(Website and app data records)
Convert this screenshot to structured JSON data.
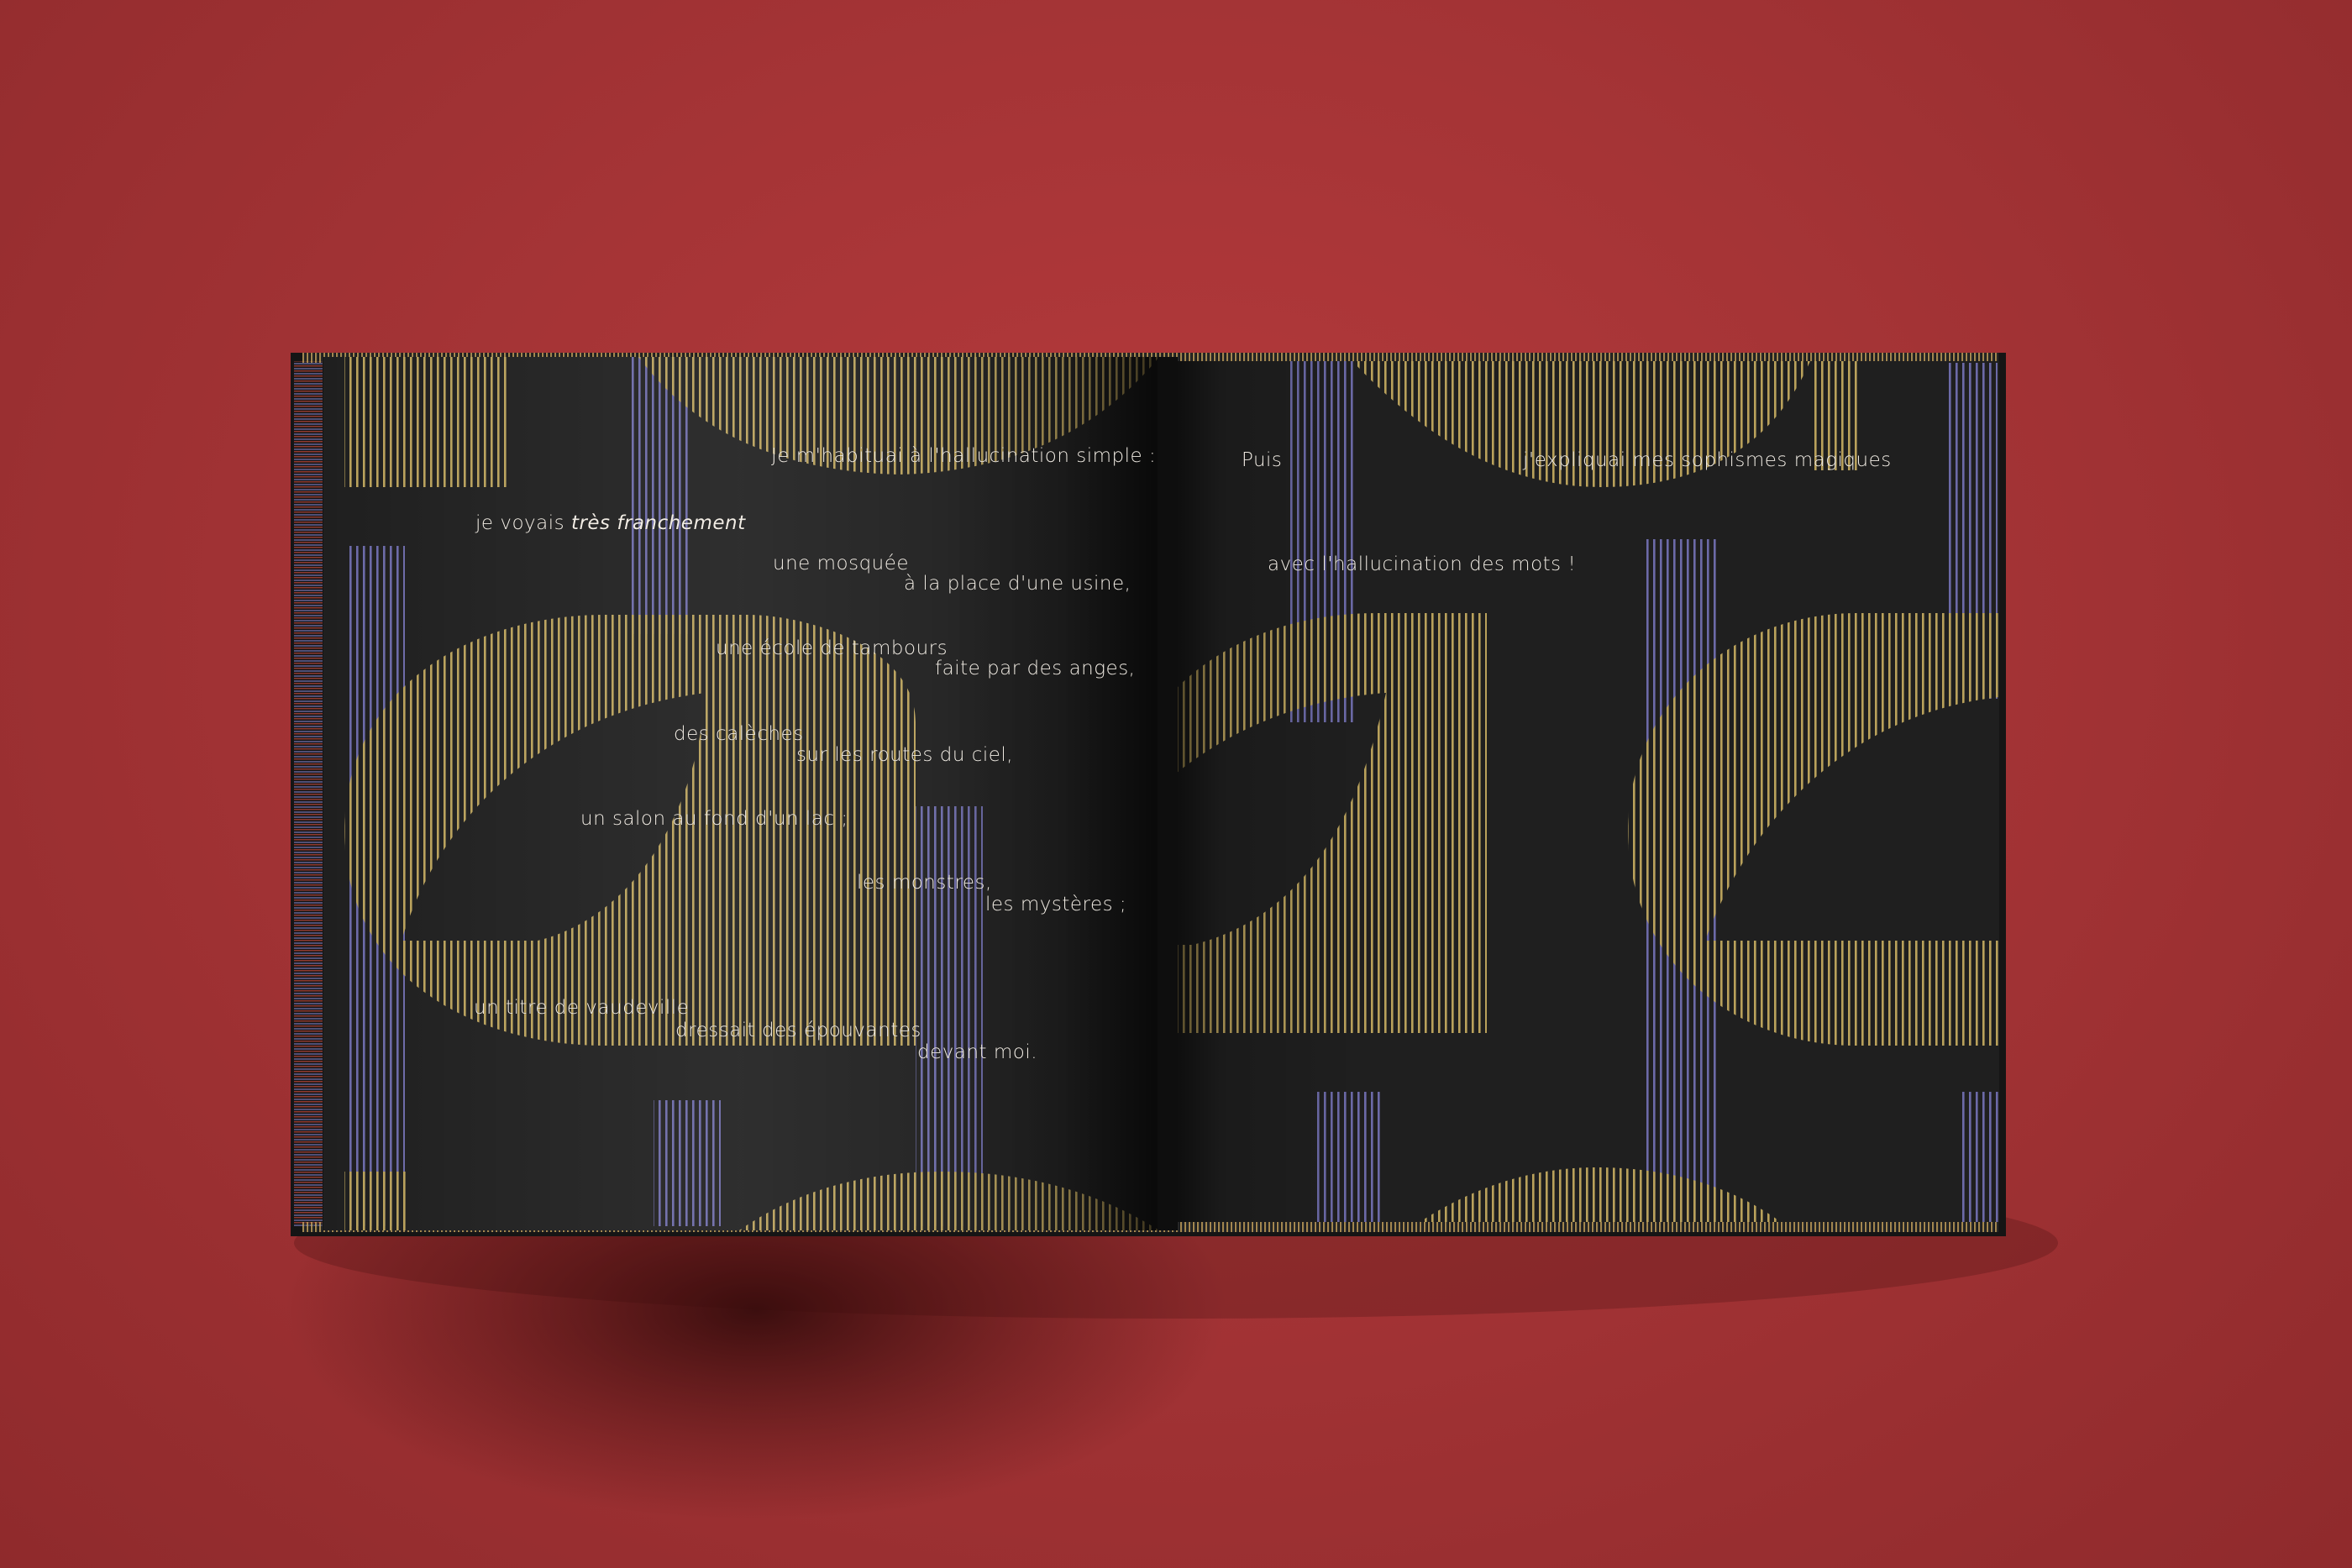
{
  "colors": {
    "background": "#a83537",
    "page": "#1f1f1f",
    "ochre": "#b8a05a",
    "violet": "#6d6aa8",
    "text": "#f1ece4"
  },
  "left_page": {
    "lines": [
      {
        "id": "l1",
        "parts": [
          {
            "text": "Je m'habituai à l'hallucination simple :",
            "italic": false
          }
        ]
      },
      {
        "id": "l2",
        "parts": [
          {
            "text": "je voyais ",
            "italic": false
          },
          {
            "text": "très franchement",
            "italic": true
          }
        ]
      },
      {
        "id": "l3",
        "parts": [
          {
            "text": "une mosquée",
            "italic": false
          }
        ]
      },
      {
        "id": "l4",
        "parts": [
          {
            "text": "à la place d'une usine,",
            "italic": false
          }
        ]
      },
      {
        "id": "l5",
        "parts": [
          {
            "text": "une école de tambours",
            "italic": false
          }
        ]
      },
      {
        "id": "l6",
        "parts": [
          {
            "text": "faite par des anges,",
            "italic": false
          }
        ]
      },
      {
        "id": "l7",
        "parts": [
          {
            "text": "des calèches",
            "italic": false
          }
        ]
      },
      {
        "id": "l8",
        "parts": [
          {
            "text": "sur les routes du ciel,",
            "italic": false
          }
        ]
      },
      {
        "id": "l9",
        "parts": [
          {
            "text": "un salon au fond d'un lac ;",
            "italic": false
          }
        ]
      },
      {
        "id": "l10",
        "parts": [
          {
            "text": "les monstres,",
            "italic": false
          }
        ]
      },
      {
        "id": "l11",
        "parts": [
          {
            "text": "les mystères ;",
            "italic": false
          }
        ]
      },
      {
        "id": "l12",
        "parts": [
          {
            "text": "un titre de vaudeville",
            "italic": false
          }
        ]
      },
      {
        "id": "l13",
        "parts": [
          {
            "text": "dressait des épouvantes",
            "italic": false
          }
        ]
      },
      {
        "id": "l14",
        "parts": [
          {
            "text": "devant moi.",
            "italic": false
          }
        ]
      }
    ]
  },
  "right_page": {
    "lines": [
      {
        "id": "r1",
        "parts": [
          {
            "text": "Puis",
            "italic": false
          }
        ]
      },
      {
        "id": "r2",
        "parts": [
          {
            "text": "j'expliquai mes sophismes magiques",
            "italic": false
          }
        ]
      },
      {
        "id": "r3",
        "parts": [
          {
            "text": "avec l'hallucination des mots !",
            "italic": false
          }
        ]
      }
    ]
  }
}
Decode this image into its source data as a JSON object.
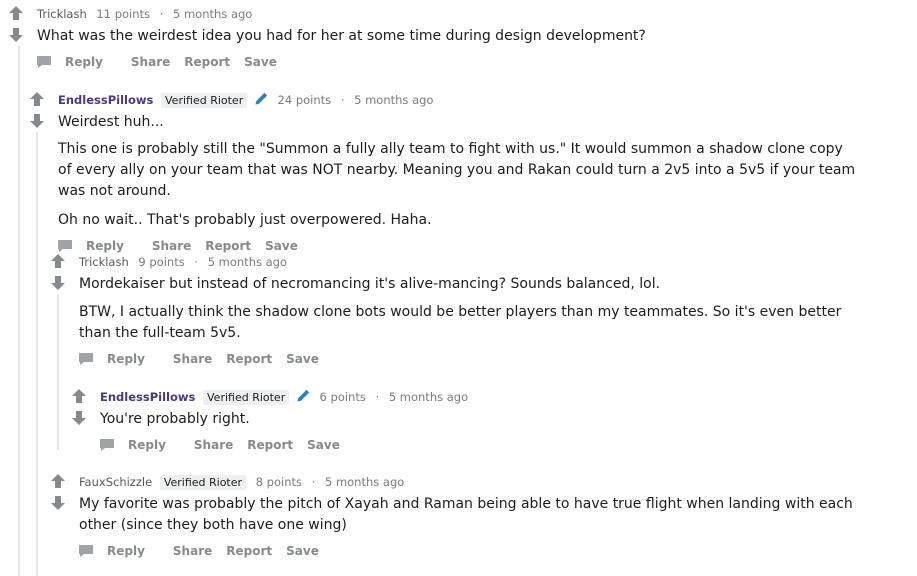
{
  "colors": {
    "arrow": "#878a8c",
    "pen": "#2f7fc1",
    "rioter": "#4a3a7a"
  },
  "comments": [
    {
      "author": "Tricklash",
      "points": "11 points",
      "time": "5 months ago",
      "paragraphs": [
        "What was the weirdest idea you had for her at some time during design development?"
      ],
      "actions": [
        "Reply",
        "Share",
        "Report",
        "Save"
      ]
    },
    {
      "author": "EndlessPillows",
      "flair": "Verified Rioter",
      "points": "24 points",
      "time": "5 months ago",
      "paragraphs": [
        "Weirdest huh...",
        "This one is probably still the \"Summon a fully ally team to fight with us.\" It would summon a shadow clone copy of every ally on your team that was NOT nearby. Meaning you and Rakan could turn a 2v5 into a 5v5 if your team was not around.",
        "Oh no wait.. That's probably just overpowered. Haha."
      ],
      "actions": [
        "Reply",
        "Share",
        "Report",
        "Save"
      ]
    },
    {
      "author": "Tricklash",
      "points": "9 points",
      "time": "5 months ago",
      "paragraphs": [
        "Mordekaiser but instead of necromancing it's alive-mancing? Sounds balanced, lol.",
        "BTW, I actually think the shadow clone bots would be better players than my teammates. So it's even better than the full-team 5v5."
      ],
      "actions": [
        "Reply",
        "Share",
        "Report",
        "Save"
      ]
    },
    {
      "author": "EndlessPillows",
      "flair": "Verified Rioter",
      "points": "6 points",
      "time": "5 months ago",
      "paragraphs": [
        "You're probably right."
      ],
      "actions": [
        "Reply",
        "Share",
        "Report",
        "Save"
      ]
    },
    {
      "author": "FauxSchizzle",
      "flair": "Verified Rioter",
      "points": "8 points",
      "time": "5 months ago",
      "paragraphs": [
        "My favorite was probably the pitch of Xayah and Raman being able to have true flight when landing with each other (since they both have one wing)"
      ],
      "actions": [
        "Reply",
        "Share",
        "Report",
        "Save"
      ]
    }
  ]
}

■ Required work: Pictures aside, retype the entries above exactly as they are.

■ Task result:
Convert this screenshot to structured JSON data.
{
  "colors": {
    "background": "#a83537",
    "page": "#1f1f1f",
    "ochre": "#b8a05a",
    "violet": "#6d6aa8",
    "text": "#f1ece4"
  },
  "left_page": {
    "lines": [
      {
        "id": "l1",
        "parts": [
          {
            "text": "Je m'habituai à l'hallucination simple :",
            "italic": false
          }
        ]
      },
      {
        "id": "l2",
        "parts": [
          {
            "text": "je voyais ",
            "italic": false
          },
          {
            "text": "très franchement",
            "italic": true
          }
        ]
      },
      {
        "id": "l3",
        "parts": [
          {
            "text": "une mosquée",
            "italic": false
          }
        ]
      },
      {
        "id": "l4",
        "parts": [
          {
            "text": "à la place d'une usine,",
            "italic": false
          }
        ]
      },
      {
        "id": "l5",
        "parts": [
          {
            "text": "une école de tambours",
            "italic": false
          }
        ]
      },
      {
        "id": "l6",
        "parts": [
          {
            "text": "faite par des anges,",
            "italic": false
          }
        ]
      },
      {
        "id": "l7",
        "parts": [
          {
            "text": "des calèches",
            "italic": false
          }
        ]
      },
      {
        "id": "l8",
        "parts": [
          {
            "text": "sur les routes du ciel,",
            "italic": false
          }
        ]
      },
      {
        "id": "l9",
        "parts": [
          {
            "text": "un salon au fond d'un lac ;",
            "italic": false
          }
        ]
      },
      {
        "id": "l10",
        "parts": [
          {
            "text": "les monstres,",
            "italic": false
          }
        ]
      },
      {
        "id": "l11",
        "parts": [
          {
            "text": "les mystères ;",
            "italic": false
          }
        ]
      },
      {
        "id": "l12",
        "parts": [
          {
            "text": "un titre de vaudeville",
            "italic": false
          }
        ]
      },
      {
        "id": "l13",
        "parts": [
          {
            "text": "dressait des épouvantes",
            "italic": false
          }
        ]
      },
      {
        "id": "l14",
        "parts": [
          {
            "text": "devant moi.",
            "italic": false
          }
        ]
      }
    ]
  },
  "right_page": {
    "lines": [
      {
        "id": "r1",
        "parts": [
          {
            "text": "Puis",
            "italic": false
          }
        ]
      },
      {
        "id": "r2",
        "parts": [
          {
            "text": "j'expliquai mes sophismes magiques",
            "italic": false
          }
        ]
      },
      {
        "id": "r3",
        "parts": [
          {
            "text": "avec l'hallucination des mots !",
            "italic": false
          }
        ]
      }
    ]
  }
}
Decode this image into its source data as a JSON object.
{
  "colors": {
    "arrow": "#878a8c",
    "pen": "#2f7fc1",
    "rioter": "#4a3a7a"
  },
  "comments": [
    {
      "author": "Tricklash",
      "points": "11 points",
      "time": "5 months ago",
      "paragraphs": [
        "What was the weirdest idea you had for her at some time during design development?"
      ],
      "actions": [
        "Reply",
        "Share",
        "Report",
        "Save"
      ]
    },
    {
      "author": "EndlessPillows",
      "flair": "Verified Rioter",
      "points": "24 points",
      "time": "5 months ago",
      "paragraphs": [
        "Weirdest huh...",
        "This one is probably still the \"Summon a fully ally team to fight with us.\" It would summon a shadow clone copy of every ally on your team that was NOT nearby. Meaning you and Rakan could turn a 2v5 into a 5v5 if your team was not around.",
        "Oh no wait.. That's probably just overpowered. Haha."
      ],
      "actions": [
        "Reply",
        "Share",
        "Report",
        "Save"
      ]
    },
    {
      "author": "Tricklash",
      "points": "9 points",
      "time": "5 months ago",
      "paragraphs": [
        "Mordekaiser but instead of necromancing it's alive-mancing? Sounds balanced, lol.",
        "BTW, I actually think the shadow clone bots would be better players than my teammates. So it's even better than the full-team 5v5."
      ],
      "actions": [
        "Reply",
        "Share",
        "Report",
        "Save"
      ]
    },
    {
      "author": "EndlessPillows",
      "flair": "Verified Rioter",
      "points": "6 points",
      "time": "5 months ago",
      "paragraphs": [
        "You're probably right."
      ],
      "actions": [
        "Reply",
        "Share",
        "Report",
        "Save"
      ]
    },
    {
      "author": "FauxSchizzle",
      "flair": "Verified Rioter",
      "points": "8 points",
      "time": "5 months ago",
      "paragraphs": [
        "My favorite was probably the pitch of Xayah and Raman being able to have true flight when landing with each other (since they both have one wing)"
      ],
      "actions": [
        "Reply",
        "Share",
        "Report",
        "Save"
      ]
    }
  ]
}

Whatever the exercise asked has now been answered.